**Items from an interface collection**
-=-=-=-=-
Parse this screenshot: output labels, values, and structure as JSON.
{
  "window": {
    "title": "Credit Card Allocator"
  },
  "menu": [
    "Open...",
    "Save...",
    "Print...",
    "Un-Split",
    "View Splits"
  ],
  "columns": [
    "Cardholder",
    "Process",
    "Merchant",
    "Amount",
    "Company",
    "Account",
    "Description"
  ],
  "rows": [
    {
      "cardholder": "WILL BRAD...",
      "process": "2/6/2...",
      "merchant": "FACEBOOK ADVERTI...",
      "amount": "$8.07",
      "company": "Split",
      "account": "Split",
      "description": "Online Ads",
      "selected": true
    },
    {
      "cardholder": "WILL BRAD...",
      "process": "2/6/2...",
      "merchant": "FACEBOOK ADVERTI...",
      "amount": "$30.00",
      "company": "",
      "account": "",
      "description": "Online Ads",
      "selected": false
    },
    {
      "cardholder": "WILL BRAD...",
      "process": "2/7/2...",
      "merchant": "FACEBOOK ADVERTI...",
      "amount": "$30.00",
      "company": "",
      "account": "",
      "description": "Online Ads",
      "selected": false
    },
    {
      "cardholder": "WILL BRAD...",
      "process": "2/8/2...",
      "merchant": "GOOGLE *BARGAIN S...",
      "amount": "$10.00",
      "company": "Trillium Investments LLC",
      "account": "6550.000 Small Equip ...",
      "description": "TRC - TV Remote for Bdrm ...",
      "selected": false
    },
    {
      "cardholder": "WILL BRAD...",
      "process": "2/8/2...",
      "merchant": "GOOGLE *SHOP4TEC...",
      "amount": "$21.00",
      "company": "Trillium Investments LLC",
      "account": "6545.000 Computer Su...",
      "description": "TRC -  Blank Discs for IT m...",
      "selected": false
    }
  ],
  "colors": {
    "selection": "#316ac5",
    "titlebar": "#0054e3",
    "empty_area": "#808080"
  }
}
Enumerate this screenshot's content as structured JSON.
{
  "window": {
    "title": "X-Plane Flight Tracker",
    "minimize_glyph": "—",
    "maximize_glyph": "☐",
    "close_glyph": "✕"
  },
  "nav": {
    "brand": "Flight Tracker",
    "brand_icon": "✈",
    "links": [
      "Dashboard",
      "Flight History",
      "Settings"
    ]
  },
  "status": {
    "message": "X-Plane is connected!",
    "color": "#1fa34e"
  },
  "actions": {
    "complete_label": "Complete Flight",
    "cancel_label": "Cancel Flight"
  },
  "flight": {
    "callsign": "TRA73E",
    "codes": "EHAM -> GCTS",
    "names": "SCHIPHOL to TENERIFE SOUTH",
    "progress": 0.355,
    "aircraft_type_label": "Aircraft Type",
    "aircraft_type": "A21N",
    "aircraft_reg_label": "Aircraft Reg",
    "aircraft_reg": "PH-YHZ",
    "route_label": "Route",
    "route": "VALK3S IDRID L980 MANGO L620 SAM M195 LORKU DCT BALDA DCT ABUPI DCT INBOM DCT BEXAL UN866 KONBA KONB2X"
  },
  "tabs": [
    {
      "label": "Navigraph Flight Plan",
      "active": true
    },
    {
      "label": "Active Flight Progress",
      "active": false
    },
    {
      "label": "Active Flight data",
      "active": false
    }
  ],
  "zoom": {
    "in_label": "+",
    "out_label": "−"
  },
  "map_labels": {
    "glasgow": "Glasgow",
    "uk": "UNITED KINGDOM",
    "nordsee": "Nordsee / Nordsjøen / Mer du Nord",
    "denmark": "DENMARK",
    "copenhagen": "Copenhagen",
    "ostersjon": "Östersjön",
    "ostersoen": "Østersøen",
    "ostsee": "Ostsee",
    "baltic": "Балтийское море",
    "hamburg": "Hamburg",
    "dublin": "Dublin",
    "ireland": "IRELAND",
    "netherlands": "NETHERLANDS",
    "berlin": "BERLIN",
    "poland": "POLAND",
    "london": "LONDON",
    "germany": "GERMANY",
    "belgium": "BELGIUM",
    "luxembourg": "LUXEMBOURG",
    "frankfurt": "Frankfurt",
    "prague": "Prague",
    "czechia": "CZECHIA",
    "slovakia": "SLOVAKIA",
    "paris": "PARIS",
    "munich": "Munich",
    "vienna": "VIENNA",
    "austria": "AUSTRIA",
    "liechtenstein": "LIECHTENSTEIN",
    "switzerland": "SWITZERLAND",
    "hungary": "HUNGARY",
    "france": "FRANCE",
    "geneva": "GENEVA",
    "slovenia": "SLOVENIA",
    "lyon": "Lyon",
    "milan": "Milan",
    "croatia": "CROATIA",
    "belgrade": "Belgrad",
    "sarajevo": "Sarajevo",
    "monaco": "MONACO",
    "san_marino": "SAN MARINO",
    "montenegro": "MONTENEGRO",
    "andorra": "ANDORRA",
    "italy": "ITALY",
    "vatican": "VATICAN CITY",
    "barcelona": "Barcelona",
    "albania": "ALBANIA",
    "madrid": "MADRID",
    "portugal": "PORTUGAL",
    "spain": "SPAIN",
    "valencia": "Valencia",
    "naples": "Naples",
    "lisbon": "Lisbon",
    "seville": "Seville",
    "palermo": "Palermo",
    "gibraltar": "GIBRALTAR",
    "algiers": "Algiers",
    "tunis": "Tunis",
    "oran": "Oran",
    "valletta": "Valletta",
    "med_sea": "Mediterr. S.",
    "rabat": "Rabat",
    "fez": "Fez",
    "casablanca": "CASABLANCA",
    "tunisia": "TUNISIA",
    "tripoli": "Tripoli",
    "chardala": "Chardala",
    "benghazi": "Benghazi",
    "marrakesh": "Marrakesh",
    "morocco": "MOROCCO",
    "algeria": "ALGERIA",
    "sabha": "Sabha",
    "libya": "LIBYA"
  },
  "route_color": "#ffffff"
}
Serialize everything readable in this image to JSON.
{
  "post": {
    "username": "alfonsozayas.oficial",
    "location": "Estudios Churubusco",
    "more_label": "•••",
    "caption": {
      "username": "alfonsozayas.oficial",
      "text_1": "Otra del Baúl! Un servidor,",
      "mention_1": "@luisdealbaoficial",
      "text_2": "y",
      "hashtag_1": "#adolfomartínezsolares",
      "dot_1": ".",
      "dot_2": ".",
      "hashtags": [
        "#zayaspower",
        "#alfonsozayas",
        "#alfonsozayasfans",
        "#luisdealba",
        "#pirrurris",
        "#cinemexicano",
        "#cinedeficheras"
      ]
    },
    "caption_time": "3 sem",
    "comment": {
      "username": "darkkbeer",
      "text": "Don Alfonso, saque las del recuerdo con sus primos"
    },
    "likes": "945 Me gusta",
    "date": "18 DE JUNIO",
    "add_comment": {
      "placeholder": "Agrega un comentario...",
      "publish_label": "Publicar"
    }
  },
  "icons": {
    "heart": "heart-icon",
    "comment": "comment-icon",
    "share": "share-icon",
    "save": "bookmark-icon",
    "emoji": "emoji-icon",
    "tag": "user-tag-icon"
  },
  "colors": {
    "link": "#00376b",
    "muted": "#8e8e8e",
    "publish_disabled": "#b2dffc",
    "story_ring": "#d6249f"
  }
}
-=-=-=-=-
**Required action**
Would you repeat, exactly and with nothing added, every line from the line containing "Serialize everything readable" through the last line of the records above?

**Your solution**
Serialize everything readable in this image to JSON.
{
  "post": {
    "username": "alfonsozayas.oficial",
    "location": "Estudios Churubusco",
    "more_label": "•••",
    "caption": {
      "username": "alfonsozayas.oficial",
      "text_1": "Otra del Baúl! Un servidor,",
      "mention_1": "@luisdealbaoficial",
      "text_2": "y",
      "hashtag_1": "#adolfomartínezsolares",
      "dot_1": ".",
      "dot_2": ".",
      "hashtags": [
        "#zayaspower",
        "#alfonsozayas",
        "#alfonsozayasfans",
        "#luisdealba",
        "#pirrurris",
        "#cinemexicano",
        "#cinedeficheras"
      ]
    },
    "caption_time": "3 sem",
    "comment": {
      "username": "darkkbeer",
      "text": "Don Alfonso, saque las del recuerdo con sus primos"
    },
    "likes": "945 Me gusta",
    "date": "18 DE JUNIO",
    "add_comment": {
      "placeholder": "Agrega un comentario...",
      "publish_label": "Publicar"
    }
  },
  "icons": {
    "heart": "heart-icon",
    "comment": "comment-icon",
    "share": "share-icon",
    "save": "bookmark-icon",
    "emoji": "emoji-icon",
    "tag": "user-tag-icon"
  },
  "colors": {
    "link": "#00376b",
    "muted": "#8e8e8e",
    "publish_disabled": "#b2dffc",
    "story_ring": "#d6249f"
  }
}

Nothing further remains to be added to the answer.